Through a wide-open Fender Twin Reverb, the Montreal was less prone to feedback and more inclined to highlighting the amp’s natural compression at high volume—an effect you rarely experience with a Stratocaster on the other end. At these higher volume levels, the bridge pickup exhibits a unique mix of boxy, compressed, and ringing, harmonically charged tones. You don’t have to work too hard to send the amp into fairly musical feedback zones. But the more compact body is fairly easy to control and with a little practice you can get into some cool spaces where the singing qualities of the humbucker mingle with the resonance and edge-of-feedback overtones generated by the body. If there’s one thing you won’t really get, it’s the stinging tones and response you get from a solidbody—but then again that’s true of most semi-hollows. And even with the Montreal’s tone control wide open and a fat dose of amp treble and mid, there is a slight but discernible softness and compression to the attack.

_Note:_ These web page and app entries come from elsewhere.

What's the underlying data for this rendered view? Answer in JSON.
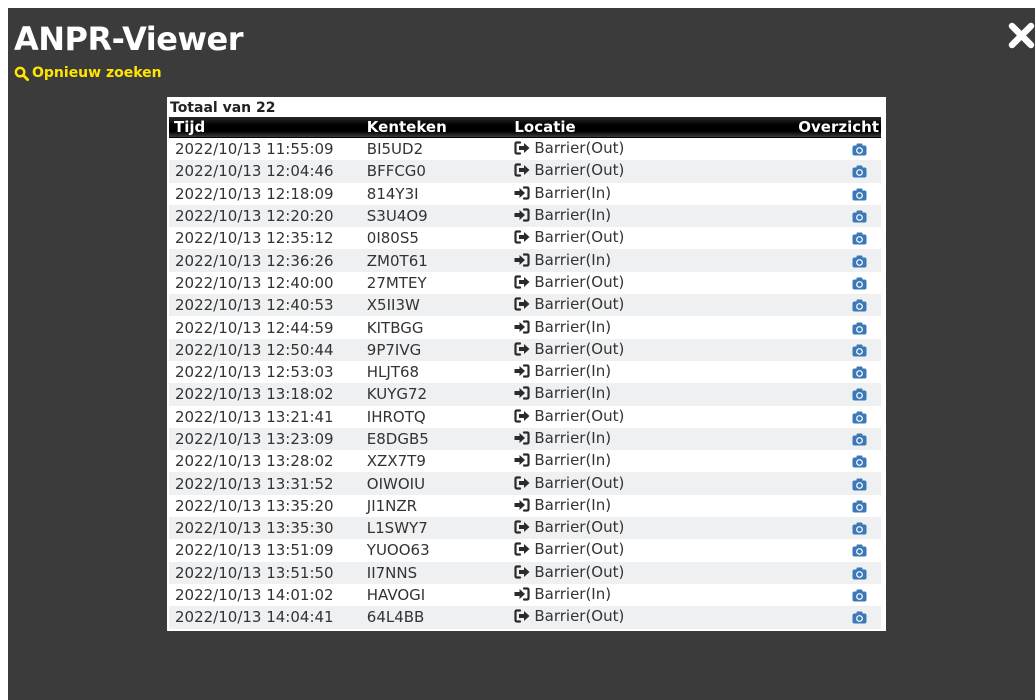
{
  "app": {
    "title": "ANPR-Viewer",
    "search_again_label": "Opnieuw zoeken",
    "search_icon": "search-icon",
    "close_icon": "close-icon"
  },
  "colors": {
    "background": "#3b3b3b",
    "link": "#ffe600",
    "camera": "#3a78b8"
  },
  "results": {
    "total_label": "Totaal van 22",
    "columns": [
      "Tijd",
      "Kenteken",
      "Locatie",
      "Overzicht"
    ],
    "rows": [
      {
        "time": "2022/10/13 11:55:09",
        "plate": "BI5UD2",
        "location": "Barrier(Out)",
        "direction": "out"
      },
      {
        "time": "2022/10/13 12:04:46",
        "plate": "BFFCG0",
        "location": "Barrier(Out)",
        "direction": "out"
      },
      {
        "time": "2022/10/13 12:18:09",
        "plate": "814Y3I",
        "location": "Barrier(In)",
        "direction": "in"
      },
      {
        "time": "2022/10/13 12:20:20",
        "plate": "S3U4O9",
        "location": "Barrier(In)",
        "direction": "in"
      },
      {
        "time": "2022/10/13 12:35:12",
        "plate": "0I80S5",
        "location": "Barrier(Out)",
        "direction": "out"
      },
      {
        "time": "2022/10/13 12:36:26",
        "plate": "ZM0T61",
        "location": "Barrier(In)",
        "direction": "in"
      },
      {
        "time": "2022/10/13 12:40:00",
        "plate": "27MTEY",
        "location": "Barrier(Out)",
        "direction": "out"
      },
      {
        "time": "2022/10/13 12:40:53",
        "plate": "X5II3W",
        "location": "Barrier(Out)",
        "direction": "out"
      },
      {
        "time": "2022/10/13 12:44:59",
        "plate": "KITBGG",
        "location": "Barrier(In)",
        "direction": "in"
      },
      {
        "time": "2022/10/13 12:50:44",
        "plate": "9P7IVG",
        "location": "Barrier(Out)",
        "direction": "out"
      },
      {
        "time": "2022/10/13 12:53:03",
        "plate": "HLJT68",
        "location": "Barrier(In)",
        "direction": "in"
      },
      {
        "time": "2022/10/13 13:18:02",
        "plate": "KUYG72",
        "location": "Barrier(In)",
        "direction": "in"
      },
      {
        "time": "2022/10/13 13:21:41",
        "plate": "IHROTQ",
        "location": "Barrier(Out)",
        "direction": "out"
      },
      {
        "time": "2022/10/13 13:23:09",
        "plate": "E8DGB5",
        "location": "Barrier(In)",
        "direction": "in"
      },
      {
        "time": "2022/10/13 13:28:02",
        "plate": "XZX7T9",
        "location": "Barrier(In)",
        "direction": "in"
      },
      {
        "time": "2022/10/13 13:31:52",
        "plate": "OIWOIU",
        "location": "Barrier(Out)",
        "direction": "out"
      },
      {
        "time": "2022/10/13 13:35:20",
        "plate": "JI1NZR",
        "location": "Barrier(In)",
        "direction": "in"
      },
      {
        "time": "2022/10/13 13:35:30",
        "plate": "L1SWY7",
        "location": "Barrier(Out)",
        "direction": "out"
      },
      {
        "time": "2022/10/13 13:51:09",
        "plate": "YUOO63",
        "location": "Barrier(Out)",
        "direction": "out"
      },
      {
        "time": "2022/10/13 13:51:50",
        "plate": "II7NNS",
        "location": "Barrier(Out)",
        "direction": "out"
      },
      {
        "time": "2022/10/13 14:01:02",
        "plate": "HAVOGI",
        "location": "Barrier(In)",
        "direction": "in"
      },
      {
        "time": "2022/10/13 14:04:41",
        "plate": "64L4BB",
        "location": "Barrier(Out)",
        "direction": "out"
      }
    ]
  }
}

While the Montreal Premiere will both behave and yield cool tone surprises at high volume with a big amp, it’s definitely most at home with small- to medium-power amps. The bridge pickup will dish nasty garage rock chords and singing-to-snappy lead tones. The guitar’s airiness—an acknowledged design objective of the breathe-through core, is most apparent in the middle position, where the two pickups work in unison to generate a paradoxically spacious-but-tight tone that’s perfect for fast, syncopated Tony S. McPhee clean rhythm work or compressed Nashville leads. The neck pickup, as you might expect, is well suited for mellow Wes Montgomery moves, but it does lack some of the harmonic complexity of a bigger bodied guitar, which gives you less room and range for manipulating the tone control. I tended to keep the tone wide open to generate the most dynamic range, and in the lower three-quarters of the tone control’s range the capacity for pick dynamics fell off considerably.
If you’re a dedicated solidbody player, you might make a case that the Montreal Premiere tries to be a jack-of-all-trades at the expense of doing any one thing extraordinarily. But the more time I spent with the Montreal, the more I was impressed with its versatility. The lack of dedicated tone and volume controls, which would have expanded the tone and expressive potential significantly, was an ongoing frustration—particularly in louder rock settings where you could use a four control set up to generate feedback effects and explore more dramatic color shifts on the fly.
But while there are times the Montreal Premiere feels a bit unorthodox, it also inhabits a pretty unique stretch of tone turf that ranges from airy and spacious to bossy and rowdy. The balance and playability are excellent, the guitar is beautifully built, and you’d be hard-pressed to find a classier looking date onstage. The near-$1,500 price tag does give pause, but for such a carefully crafted guitar, the price tag isn’t unfair either. And if you’re intrigued by the potential of a semi-hollow but less keen on going down the same-old imported semi-hollow route, you’d be a fool not to explore where the Montreal Premiere fits into your own tone agenda.